can start the day by storing energy. Bon appétit!

6. Chia Seed

The use of chia seeds as food goes back to 3,500 BCE, the era of Aztecs. In fact, this food source was the most important ingredient in Aztec cuisine. They also consumed this seed in pharmaceutical production, in flour, and by adding it to drinks. It was even used as a sacrifice in religious ceremonies.

The meaning of the word for chia seed in the Maya language -which is one of the indispensable preferences of travelers due to its easy preservation and durable structure- is “power”. We must say that the probable reason for this is the nutritional value that gives energy. Ancient warriors also owed their power to this seed. The Mexican Tarahumara tribe was also famous for its runners; there was a special drink consumed by the runners and of course, its main ingredient was chia seeds. According to legend, they could run hundreds of kilometers by drinking this drink…

Spanish, conquering Americas banned this food due to its religious use. However, chia seeds have gained back its respected reputation today, as they continued to be grown both naturally and by humans in some parts of Mexico.

Since it does not have a dominant taste, chia seeds can be included in many recipes. It can even be used in place of eggs to have consistency in soups as it secretes a type of gel when contacted with liquid. Thanks to the Omega-3 it contains, it has important benefits in terms of brain and heart health. It balances the insulin level, provides energy, and contributes to muscle and bone development. It is an important tool in the fight against obesity with its melting feature of abdominal fat.

A Suggestion: Chia Seed Tonic with Turmeric and Ginger


  • 1 cm of peeled and chopped ginger
  • 1 cm of peeled and chopped turmeric (or 1/2 teaspoon of turmeric powder)
  • 1/3 cup of honey
  • 1/4 cup of fresh lime juice
  • 2 teaspoons of black pepper
  • 1 tablespoon of chia seeds
  • 3 cups of water
  • Soda or mineral water
  • Fresh thyme for decoration (optional)


Blend ginger, turmeric, honey, lime juice, black pepper and 3 glasses of water through the blender. Strain into a separate bowl using a fine-mesh strainer. Add the chia seeds and wait 8-10 minutes for the seeds to release themselves. Put a few ice cubes in your glasses and pour the mixture until filling the half of the glass, then add soda or mineral water. You can decorate it with thyme. Bon appétit!

7. Peanut Butter

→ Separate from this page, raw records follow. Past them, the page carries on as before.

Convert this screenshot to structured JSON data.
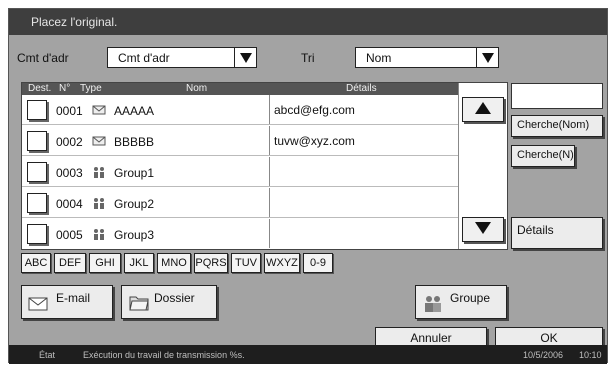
{
  "header": {
    "title": "Placez l'original."
  },
  "filters": {
    "addr_label": "Cmt d'adr",
    "addr_value": "Cmt d'adr",
    "sort_label": "Tri",
    "sort_value": "Nom"
  },
  "table": {
    "headers": {
      "dest": "Dest.",
      "num": "N°",
      "type": "Type",
      "name": "Nom",
      "details": "Détails"
    },
    "rows": [
      {
        "num": "0001",
        "type": "email-icon",
        "name": "AAAAA",
        "detail": "abcd@efg.com"
      },
      {
        "num": "0002",
        "type": "email-icon",
        "name": "BBBBB",
        "detail": "tuvw@xyz.com"
      },
      {
        "num": "0003",
        "type": "group-icon",
        "name": "Group1",
        "detail": ""
      },
      {
        "num": "0004",
        "type": "group-icon",
        "name": "Group2",
        "detail": ""
      },
      {
        "num": "0005",
        "type": "group-icon",
        "name": "Group3",
        "detail": ""
      }
    ]
  },
  "side": {
    "search_name": "Cherche(Nom)",
    "search_num": "Cherche(N)",
    "details": "Détails"
  },
  "alpha_tabs": [
    "ABC",
    "DEF",
    "GHI",
    "JKL",
    "MNO",
    "PQRS",
    "TUV",
    "WXYZ",
    "0-9"
  ],
  "actions": {
    "email": "E-mail",
    "folder": "Dossier",
    "group": "Groupe"
  },
  "bottom": {
    "cancel": "Annuler",
    "ok": "OK"
  },
  "status": {
    "state": "État",
    "message": "Exécution du travail de transmission %s.",
    "date": "10/5/2006",
    "time": "10:10"
  }
}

A food source dating back to the Incas and Aztecs: Peanut butter. Of course, back in those days, they would not consume it as we know today, but they would crush the roasted peanuts into a paste. Thanks to three different inventors, it took today's shape.

In 1884, Canadian Marcellus Gilmore Edson patented peanut butter made by crushing roasted peanuts between two heated surfaces. And in 1895, Dr. John Harvey Kellogg (founder of Kellogg flakes) patented a crushing process using raw peanuts. His goal of getting this patent was that people who have problems chewing hard foods can also be fed healthy foods. In 1903, Dr. Ambrose Straub of Missouri patented a machine that produces peanut butter.

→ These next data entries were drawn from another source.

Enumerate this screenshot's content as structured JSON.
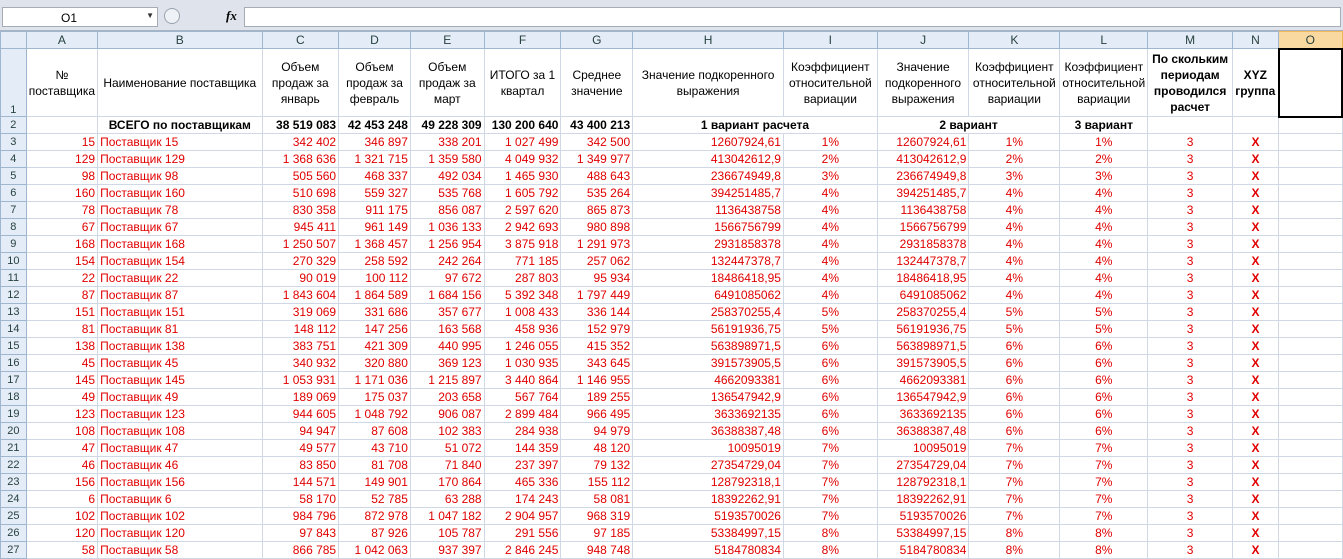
{
  "name_box": "O1",
  "fx_label": "fx",
  "columns": [
    "A",
    "B",
    "C",
    "D",
    "E",
    "F",
    "G",
    "H",
    "I",
    "J",
    "K",
    "L",
    "M",
    "N",
    "O"
  ],
  "header_row_num": "1",
  "headers": [
    "№ поставщика",
    "Наименование поставщика",
    "Объем продаж за январь",
    "Объем продаж за февраль",
    "Объем продаж за март",
    "ИТОГО за 1 квартал",
    "Среднее значение",
    "Значение подкоренного выражения",
    "Коэффициент относительной вариации",
    "Значение подкоренного выражения",
    "Коэффициент относительной вариации",
    "Коэффициент относительной вариации",
    "По скольким периодам проводился расчет",
    "XYZ группа",
    ""
  ],
  "total_row": {
    "row_num": "2",
    "label": "ВСЕГО по поставщикам",
    "jan": "38 519 083",
    "feb": "42 453 248",
    "mar": "49 228 309",
    "q1": "130 200 640",
    "avg": "43 400 213",
    "variant1": "1 вариант расчета",
    "variant2": "2 вариант",
    "variant3": "3 вариант"
  },
  "rows": [
    {
      "r": "3",
      "id": "15",
      "name": "Поставщик 15",
      "jan": "342 402",
      "feb": "346 897",
      "mar": "338 201",
      "q1": "1 027 499",
      "avg": "342 500",
      "v1": "12607924,61",
      "c1": "1%",
      "v2": "12607924,61",
      "c2": "1%",
      "c3": "1%",
      "m": "3",
      "x": "X"
    },
    {
      "r": "4",
      "id": "129",
      "name": "Поставщик 129",
      "jan": "1 368 636",
      "feb": "1 321 715",
      "mar": "1 359 580",
      "q1": "4 049 932",
      "avg": "1 349 977",
      "v1": "413042612,9",
      "c1": "2%",
      "v2": "413042612,9",
      "c2": "2%",
      "c3": "2%",
      "m": "3",
      "x": "X"
    },
    {
      "r": "5",
      "id": "98",
      "name": "Поставщик 98",
      "jan": "505 560",
      "feb": "468 337",
      "mar": "492 034",
      "q1": "1 465 930",
      "avg": "488 643",
      "v1": "236674949,8",
      "c1": "3%",
      "v2": "236674949,8",
      "c2": "3%",
      "c3": "3%",
      "m": "3",
      "x": "X"
    },
    {
      "r": "6",
      "id": "160",
      "name": "Поставщик 160",
      "jan": "510 698",
      "feb": "559 327",
      "mar": "535 768",
      "q1": "1 605 792",
      "avg": "535 264",
      "v1": "394251485,7",
      "c1": "4%",
      "v2": "394251485,7",
      "c2": "4%",
      "c3": "4%",
      "m": "3",
      "x": "X"
    },
    {
      "r": "7",
      "id": "78",
      "name": "Поставщик 78",
      "jan": "830 358",
      "feb": "911 175",
      "mar": "856 087",
      "q1": "2 597 620",
      "avg": "865 873",
      "v1": "1136438758",
      "c1": "4%",
      "v2": "1136438758",
      "c2": "4%",
      "c3": "4%",
      "m": "3",
      "x": "X"
    },
    {
      "r": "8",
      "id": "67",
      "name": "Поставщик 67",
      "jan": "945 411",
      "feb": "961 149",
      "mar": "1 036 133",
      "q1": "2 942 693",
      "avg": "980 898",
      "v1": "1566756799",
      "c1": "4%",
      "v2": "1566756799",
      "c2": "4%",
      "c3": "4%",
      "m": "3",
      "x": "X"
    },
    {
      "r": "9",
      "id": "168",
      "name": "Поставщик 168",
      "jan": "1 250 507",
      "feb": "1 368 457",
      "mar": "1 256 954",
      "q1": "3 875 918",
      "avg": "1 291 973",
      "v1": "2931858378",
      "c1": "4%",
      "v2": "2931858378",
      "c2": "4%",
      "c3": "4%",
      "m": "3",
      "x": "X"
    },
    {
      "r": "10",
      "id": "154",
      "name": "Поставщик 154",
      "jan": "270 329",
      "feb": "258 592",
      "mar": "242 264",
      "q1": "771 185",
      "avg": "257 062",
      "v1": "132447378,7",
      "c1": "4%",
      "v2": "132447378,7",
      "c2": "4%",
      "c3": "4%",
      "m": "3",
      "x": "X"
    },
    {
      "r": "11",
      "id": "22",
      "name": "Поставщик 22",
      "jan": "90 019",
      "feb": "100 112",
      "mar": "97 672",
      "q1": "287 803",
      "avg": "95 934",
      "v1": "18486418,95",
      "c1": "4%",
      "v2": "18486418,95",
      "c2": "4%",
      "c3": "4%",
      "m": "3",
      "x": "X"
    },
    {
      "r": "12",
      "id": "87",
      "name": "Поставщик 87",
      "jan": "1 843 604",
      "feb": "1 864 589",
      "mar": "1 684 156",
      "q1": "5 392 348",
      "avg": "1 797 449",
      "v1": "6491085062",
      "c1": "4%",
      "v2": "6491085062",
      "c2": "4%",
      "c3": "4%",
      "m": "3",
      "x": "X"
    },
    {
      "r": "13",
      "id": "151",
      "name": "Поставщик 151",
      "jan": "319 069",
      "feb": "331 686",
      "mar": "357 677",
      "q1": "1 008 433",
      "avg": "336 144",
      "v1": "258370255,4",
      "c1": "5%",
      "v2": "258370255,4",
      "c2": "5%",
      "c3": "5%",
      "m": "3",
      "x": "X"
    },
    {
      "r": "14",
      "id": "81",
      "name": "Поставщик 81",
      "jan": "148 112",
      "feb": "147 256",
      "mar": "163 568",
      "q1": "458 936",
      "avg": "152 979",
      "v1": "56191936,75",
      "c1": "5%",
      "v2": "56191936,75",
      "c2": "5%",
      "c3": "5%",
      "m": "3",
      "x": "X"
    },
    {
      "r": "15",
      "id": "138",
      "name": "Поставщик 138",
      "jan": "383 751",
      "feb": "421 309",
      "mar": "440 995",
      "q1": "1 246 055",
      "avg": "415 352",
      "v1": "563898971,5",
      "c1": "6%",
      "v2": "563898971,5",
      "c2": "6%",
      "c3": "6%",
      "m": "3",
      "x": "X"
    },
    {
      "r": "16",
      "id": "45",
      "name": "Поставщик 45",
      "jan": "340 932",
      "feb": "320 880",
      "mar": "369 123",
      "q1": "1 030 935",
      "avg": "343 645",
      "v1": "391573905,5",
      "c1": "6%",
      "v2": "391573905,5",
      "c2": "6%",
      "c3": "6%",
      "m": "3",
      "x": "X"
    },
    {
      "r": "17",
      "id": "145",
      "name": "Поставщик 145",
      "jan": "1 053 931",
      "feb": "1 171 036",
      "mar": "1 215 897",
      "q1": "3 440 864",
      "avg": "1 146 955",
      "v1": "4662093381",
      "c1": "6%",
      "v2": "4662093381",
      "c2": "6%",
      "c3": "6%",
      "m": "3",
      "x": "X"
    },
    {
      "r": "18",
      "id": "49",
      "name": "Поставщик 49",
      "jan": "189 069",
      "feb": "175 037",
      "mar": "203 658",
      "q1": "567 764",
      "avg": "189 255",
      "v1": "136547942,9",
      "c1": "6%",
      "v2": "136547942,9",
      "c2": "6%",
      "c3": "6%",
      "m": "3",
      "x": "X"
    },
    {
      "r": "19",
      "id": "123",
      "name": "Поставщик 123",
      "jan": "944 605",
      "feb": "1 048 792",
      "mar": "906 087",
      "q1": "2 899 484",
      "avg": "966 495",
      "v1": "3633692135",
      "c1": "6%",
      "v2": "3633692135",
      "c2": "6%",
      "c3": "6%",
      "m": "3",
      "x": "X"
    },
    {
      "r": "20",
      "id": "108",
      "name": "Поставщик 108",
      "jan": "94 947",
      "feb": "87 608",
      "mar": "102 383",
      "q1": "284 938",
      "avg": "94 979",
      "v1": "36388387,48",
      "c1": "6%",
      "v2": "36388387,48",
      "c2": "6%",
      "c3": "6%",
      "m": "3",
      "x": "X"
    },
    {
      "r": "21",
      "id": "47",
      "name": "Поставщик 47",
      "jan": "49 577",
      "feb": "43 710",
      "mar": "51 072",
      "q1": "144 359",
      "avg": "48 120",
      "v1": "10095019",
      "c1": "7%",
      "v2": "10095019",
      "c2": "7%",
      "c3": "7%",
      "m": "3",
      "x": "X"
    },
    {
      "r": "22",
      "id": "46",
      "name": "Поставщик 46",
      "jan": "83 850",
      "feb": "81 708",
      "mar": "71 840",
      "q1": "237 397",
      "avg": "79 132",
      "v1": "27354729,04",
      "c1": "7%",
      "v2": "27354729,04",
      "c2": "7%",
      "c3": "7%",
      "m": "3",
      "x": "X"
    },
    {
      "r": "23",
      "id": "156",
      "name": "Поставщик 156",
      "jan": "144 571",
      "feb": "149 901",
      "mar": "170 864",
      "q1": "465 336",
      "avg": "155 112",
      "v1": "128792318,1",
      "c1": "7%",
      "v2": "128792318,1",
      "c2": "7%",
      "c3": "7%",
      "m": "3",
      "x": "X"
    },
    {
      "r": "24",
      "id": "6",
      "name": "Поставщик 6",
      "jan": "58 170",
      "feb": "52 785",
      "mar": "63 288",
      "q1": "174 243",
      "avg": "58 081",
      "v1": "18392262,91",
      "c1": "7%",
      "v2": "18392262,91",
      "c2": "7%",
      "c3": "7%",
      "m": "3",
      "x": "X"
    },
    {
      "r": "25",
      "id": "102",
      "name": "Поставщик 102",
      "jan": "984 796",
      "feb": "872 978",
      "mar": "1 047 182",
      "q1": "2 904 957",
      "avg": "968 319",
      "v1": "5193570026",
      "c1": "7%",
      "v2": "5193570026",
      "c2": "7%",
      "c3": "7%",
      "m": "3",
      "x": "X"
    },
    {
      "r": "26",
      "id": "120",
      "name": "Поставщик 120",
      "jan": "97 843",
      "feb": "87 926",
      "mar": "105 787",
      "q1": "291 556",
      "avg": "97 185",
      "v1": "53384997,15",
      "c1": "8%",
      "v2": "53384997,15",
      "c2": "8%",
      "c3": "8%",
      "m": "3",
      "x": "X"
    },
    {
      "r": "27",
      "id": "58",
      "name": "Поставщик 58",
      "jan": "866 785",
      "feb": "1 042 063",
      "mar": "937 397",
      "q1": "2 846 245",
      "avg": "948 748",
      "v1": "5184780834",
      "c1": "8%",
      "v2": "5184780834",
      "c2": "8%",
      "c3": "8%",
      "m": "3",
      "x": "X"
    }
  ]
}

Peanut butter, which has a high content of unsaturated fat, is good for the heart and reduces the risk of both heart disease and type 2 diabetes. It is a natural energy store as it contains many vitamins and minerals. It is a nutrient that helps to lose weight thanks to the abundant protein and fiber it contains. Moreover, it prevents the sweet craving!

A Suggestion: Your Own Peanut Butter


  • 2 cups roasted dry peanuts
  • 1-2 tablespoons of honey or sugar (according to your taste)
  • A little bit of salt


Put the peanuts in the food processor and blend for 4-5 minutes. You will see that the peanuts first be crumbled into a dry ball and then turn into an oily liquid. Then pour sugar or honey and a little bit of salt in it and mix it again. If you think you will consume it quickly, you can store it at room temperature, if you cannot consume it quickly, you can keep it in the refrigerator for a few weeks. Bon appétit!